Q: What was the part that you paid the most attention to when rendering different characters, such as Jake Sully, Kiri and the Tonowari tribe members?

Hwang: The actors’ facial expressions are made in advance, but the most important aspect was the part where we tried to make the actor and character’s faces synchronize as much as possible. So Jake is a member of the Na’vi tribe, and the Na’vi have larger eyes than humans and a different nose shape. Therefore it wasn’t natural to introduce characters based on the features of the actor. In the case of Kiri, Sigourney Weaver, who is over 70 years old, played a 14-year-old character, so to make this look natural, Kiri’s guide shape was based on Weaver’s actual appearance from when she was younger. It wasn’t an easy task.

Jake Sully from ″Avatar: The Way of Water″ flies on a creature in the film. [20TH CENTURY STUDIOS]

Q: What was the most difficult part in working on “Avatar: The Way of Water”?

Choi: There has been a lot of developments in technology over the past 13 years since the first Avatar film was released. It used to be very hard to express the flow of water and the way light shines in waves and waterways – this is called “caustic,” in technological terms, the way water and waves form a pattern and shape when light is reflected. The caustic performance is much better nowadays. We could render caustic performance shot by shot, as if using a magnifying glass. So there was less difficulty in expressing the water and movement of waves in “Avatar: The Way of Water.”

Hwang: Technology to express facial elements have also advanced greatly. The movement of expression on faces used to be done through straight and linear lines, and afterwards everything had to be adjusted by hand. But now we have a technology called APFS, which can combine shapes on faces. The combination of curves is very natural with this technology and no manual edits are needed, so as a result I was able to spend more time studying the characters for artistic expression.

Q: The number of Korean artists in the CG industry going overseas and working on American projects is growing rapidly in recent years. Could you give your two cents on this phenomenon?

Choi: There certainly are a lot more artists from Korea working overseas than before. Due to the prominence of streaming services such as Netflix and series such as Marvel movies doing well, barriers have been lowered compared to before the pandemic. When I first started working on CG in the industry, the only route was to study abroad, graduate from an art college there and build your portfolio before applying to the big U.S. companies. But now it’s different. If you have a strong portfolio, you can apply directly from Korea. Remote work is also possible, so people don’t have to be physically in the U.S. to contribute to American projects. In a way, the pandemic has increased opportunity for artists.
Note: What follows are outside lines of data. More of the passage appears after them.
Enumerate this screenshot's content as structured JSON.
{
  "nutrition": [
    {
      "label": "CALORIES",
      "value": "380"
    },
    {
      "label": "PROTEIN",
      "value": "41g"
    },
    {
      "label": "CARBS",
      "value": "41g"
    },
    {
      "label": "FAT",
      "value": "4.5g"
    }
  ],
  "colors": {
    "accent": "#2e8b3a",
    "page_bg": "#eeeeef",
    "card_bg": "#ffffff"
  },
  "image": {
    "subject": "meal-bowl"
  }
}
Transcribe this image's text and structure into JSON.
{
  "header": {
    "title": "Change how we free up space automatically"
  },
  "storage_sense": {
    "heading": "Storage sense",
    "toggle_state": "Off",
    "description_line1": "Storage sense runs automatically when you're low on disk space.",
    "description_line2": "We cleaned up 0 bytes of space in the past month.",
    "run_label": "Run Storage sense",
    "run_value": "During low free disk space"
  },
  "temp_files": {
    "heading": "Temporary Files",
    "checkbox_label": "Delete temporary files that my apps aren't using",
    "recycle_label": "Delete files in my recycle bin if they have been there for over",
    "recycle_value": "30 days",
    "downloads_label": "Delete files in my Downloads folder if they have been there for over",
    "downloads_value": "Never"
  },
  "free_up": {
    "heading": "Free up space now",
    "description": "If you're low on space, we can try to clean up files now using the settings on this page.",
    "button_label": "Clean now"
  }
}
Hwang: I want to clarify that we did not have more opportunities because of our Korean backgrounds, but that opportunities are now more equal regardless of nationality. We all come from different cultures and places, but we had the same choices to make artistically when working on “Avatar: The Way of Water.”